→ Exercise goal: Please restate each line of the material word for word and omit any pictures.

→ Source material:
....

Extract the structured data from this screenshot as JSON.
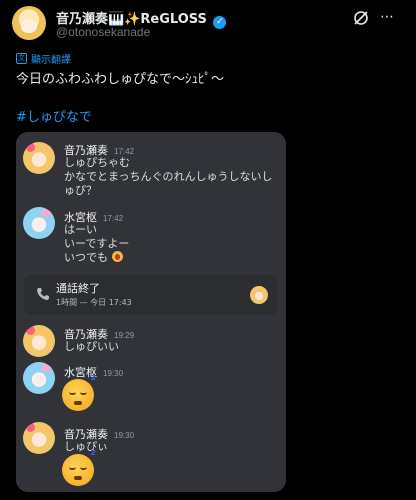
{
  "author": {
    "display_name": "音乃瀬奏🎹✨ReGLOSS",
    "verified_mark": "✓",
    "handle": "@otonosekanade",
    "grok_icon": "grok-icon",
    "more_icon": "more-icon",
    "more_glyph": "⋯"
  },
  "translate_label": "顯示翻譯",
  "post_text": "今日のふわふわしゅぴなで〜ｼｭﾋﾟ～",
  "hashtag": "#しゅぴなで",
  "chat": {
    "messages": [
      {
        "name": "音乃瀬奏",
        "time": "17:42",
        "lines": [
          "しゅぴちゃむ",
          "かなでとまっちんぐのれんしゅうしないし",
          "ゅぴ？"
        ]
      },
      {
        "name": "水宮枢",
        "time": "17:42",
        "lines": [
          "はーい",
          "いーですよー",
          "いつでも"
        ]
      },
      {
        "name": "音乃瀬奏",
        "time": "19:29",
        "lines": [
          "しゅぴいい"
        ]
      },
      {
        "name": "水宮枢",
        "time": "19:30",
        "lines": []
      },
      {
        "name": "音乃瀬奏",
        "time": "19:30",
        "lines": [
          "しゅぴぃ"
        ]
      }
    ],
    "call": {
      "title": "通話終了",
      "detail": "1時間 — 今日 17:43",
      "icon": "phone-icon"
    },
    "sleep_emoji_z": "z"
  },
  "colors": {
    "background": "#000000",
    "accent_blue": "#1d9bf0",
    "chat_bg": "#313338"
  }
}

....

→ Response below:
Extract the structured data from this screenshot as JSON.
{
  "author": {
    "display_name": "音乃瀬奏🎹✨ReGLOSS",
    "verified_mark": "✓",
    "handle": "@otonosekanade",
    "grok_icon": "grok-icon",
    "more_icon": "more-icon",
    "more_glyph": "⋯"
  },
  "translate_label": "顯示翻譯",
  "post_text": "今日のふわふわしゅぴなで〜ｼｭﾋﾟ～",
  "hashtag": "#しゅぴなで",
  "chat": {
    "messages": [
      {
        "name": "音乃瀬奏",
        "time": "17:42",
        "lines": [
          "しゅぴちゃむ",
          "かなでとまっちんぐのれんしゅうしないし",
          "ゅぴ？"
        ]
      },
      {
        "name": "水宮枢",
        "time": "17:42",
        "lines": [
          "はーい",
          "いーですよー",
          "いつでも"
        ]
      },
      {
        "name": "音乃瀬奏",
        "time": "19:29",
        "lines": [
          "しゅぴいい"
        ]
      },
      {
        "name": "水宮枢",
        "time": "19:30",
        "lines": []
      },
      {
        "name": "音乃瀬奏",
        "time": "19:30",
        "lines": [
          "しゅぴぃ"
        ]
      }
    ],
    "call": {
      "title": "通話終了",
      "detail": "1時間 — 今日 17:43",
      "icon": "phone-icon"
    },
    "sleep_emoji_z": "z"
  },
  "colors": {
    "background": "#000000",
    "accent_blue": "#1d9bf0",
    "chat_bg": "#313338"
  }
}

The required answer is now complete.